There are many ways to buy houses on the cheap. What's cheap? Thirty to 50 percent below market value, in my view.
Why will banks give up properties for little? First, they don't want them on their balance sheets. Also, what many don't realize is that a foreclosure, even on a house worth less than $100,000, costs the bank about $50,000 in legal and agent fees, fixing up the home and so forth.
What's the ultimate goal? To balance your portfolio with properties that are worth more than you owe and to hold onto them until the value returns, at which point you can either leverage the equity or sell the home. That's why you want to buy properties in the best condition with the least hassle.
There are three primary ways to buy foreclosures. The first is to buy the home in the pre-foreclosure stage. This is the ideal position because you can help save a homeowner from foreclosure, and the bank, homeowner and you--the buyer--work together to decide on a price. Of course you'll offer far lower than the home is worth. But banks frequently accept low offers because they don't want the asset on their books or the $50,000 in costs to foreclose on a home.
Another option is to buy at the REO (real estate-owned) stage, which essentially means a bank-owned property or a home that was taken from the owner and the bank now owns. You can get some deals, but remember the bank will want to get some of its $50,000 back. This isn't where the best deals are found; however, if you're looking into buying a residence to live in rather than invest in, it can be beneficial to buy at this stage because the bank often puts decent money into the home to fix it up. A home I recently visited, still selling for $200,000 under market value, had new carpet, new granite and hard-wood floors just installed by the bank.
The third option, of course, is to buy at auction, but you won't get the best deal here, either. Auction houses take a percentage; many companies aren't reputable, and you may not have a chance to inspect the house before you buy. Add to that the need for at least the down payment in cash and quick financing, and you may find yourself regretting your auction decision. If you do go this route, don't get into the "auction mentality" of getting excited and bidding for the "fun of it." It sounds incredible that people will do that, but it happens.

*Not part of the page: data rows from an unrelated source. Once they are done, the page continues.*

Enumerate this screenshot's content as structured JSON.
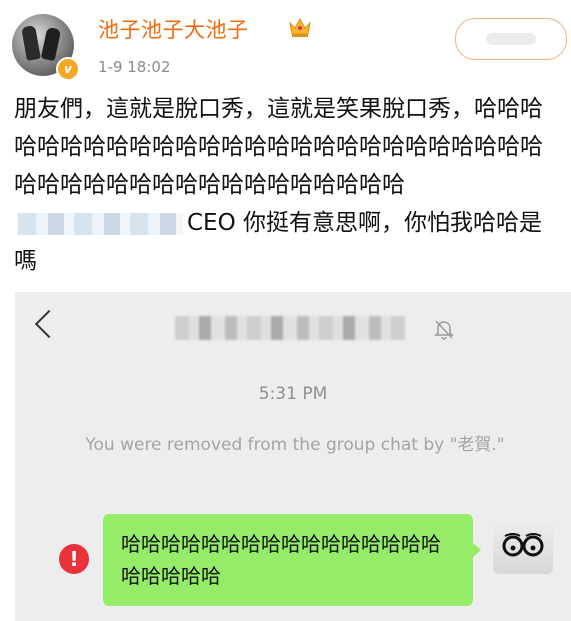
{
  "post": {
    "username": "池子池子大池子",
    "timestamp": "1-9 18:02",
    "text_before": "朋友們，這就是脫口秀，這就是笑果脫口秀，哈哈哈哈哈哈哈哈哈哈哈哈哈哈哈哈哈哈哈哈哈哈哈哈哈哈哈哈哈哈哈哈哈哈哈哈哈哈哈哈哈哈哈",
    "text_after": "CEO 你挺有意思啊，你怕我哈哈是嗎"
  },
  "chat": {
    "time": "5:31 PM",
    "system_message": "You were removed from the group chat by \"老賀.\"",
    "bubble_text": "哈哈哈哈哈哈哈哈哈哈哈哈哈哈哈哈哈哈哈哈哈",
    "error_symbol": "!"
  },
  "colors": {
    "username": "#f26b0f",
    "bubble": "#95ec69",
    "error": "#e8333c",
    "chat_bg": "#ededed"
  },
  "icons": [
    "avatar-image",
    "verified-badge-icon",
    "crown-badge-icon",
    "back-arrow-icon",
    "mute-bell-icon",
    "error-icon"
  ]
}
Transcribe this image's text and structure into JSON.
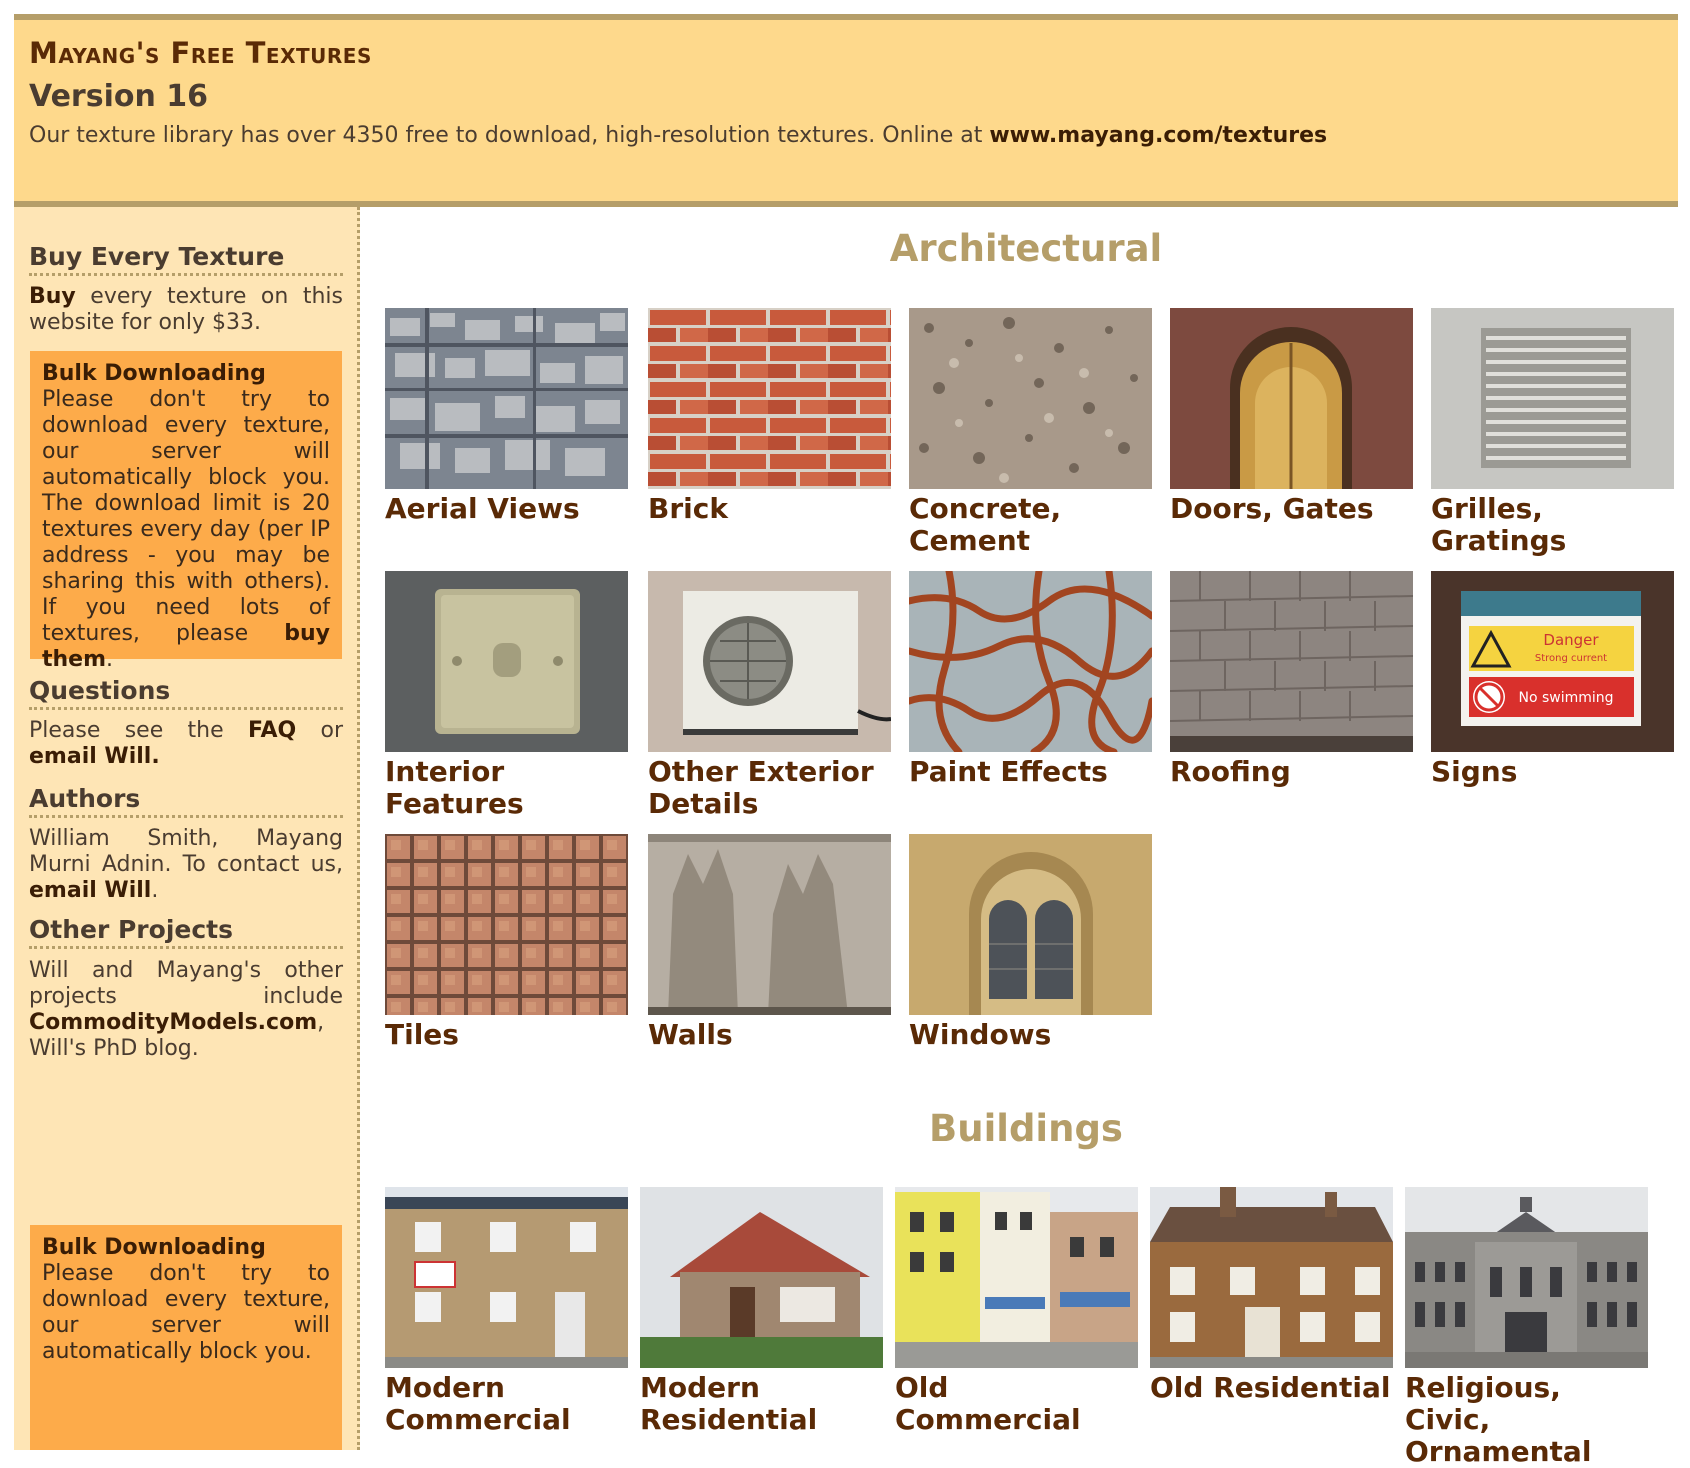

The bottom line is that if you're upside down, one way to balance your portfolio, just as you'd do with stocks, is to buy cheap and create equity. This balances your overall portfolio a bit better. Foreclosures are a great way to do that.
Tips And Tactics
As with any investment, there are gotchas to avoid and processes to go through. Here are some tips on how to buy foreclosures:
- Inspect the property! Demand an inspection no matter how you buy it.
- Be prepared for the bank to request an as-is buy. If that's the case, do a second inspection so you know what you're getting into.
- Try pre-foreclosures as an alternative to REO and auction sales.
- Use tools that will help you determine the value of the home, such as domania.com and housevalues.com. HomeGain.com also has some good valuation tools. Also, look for things like the crime rate in the area, how good the schools are, the cost of living, median income compared to national average, and the job growth rate in the area before buying. All these may impact your ability to sell later, as well as how fast your home appreciates.
Danielle Babb is an experienced real estate investor and specialist on the use of technology and real estate. She is also the co-author, with mortgage broker and realtor Bill Nazur, of Finding Foreclosures: An Insider's Guide to Cashing In on This Hidden Market, available at Entrepreneur Press. For more information on Danielle Babb visit, www.drdaniellebabb.com.
Next month, Danielle Babb discusses buying or investing in commercial real estate.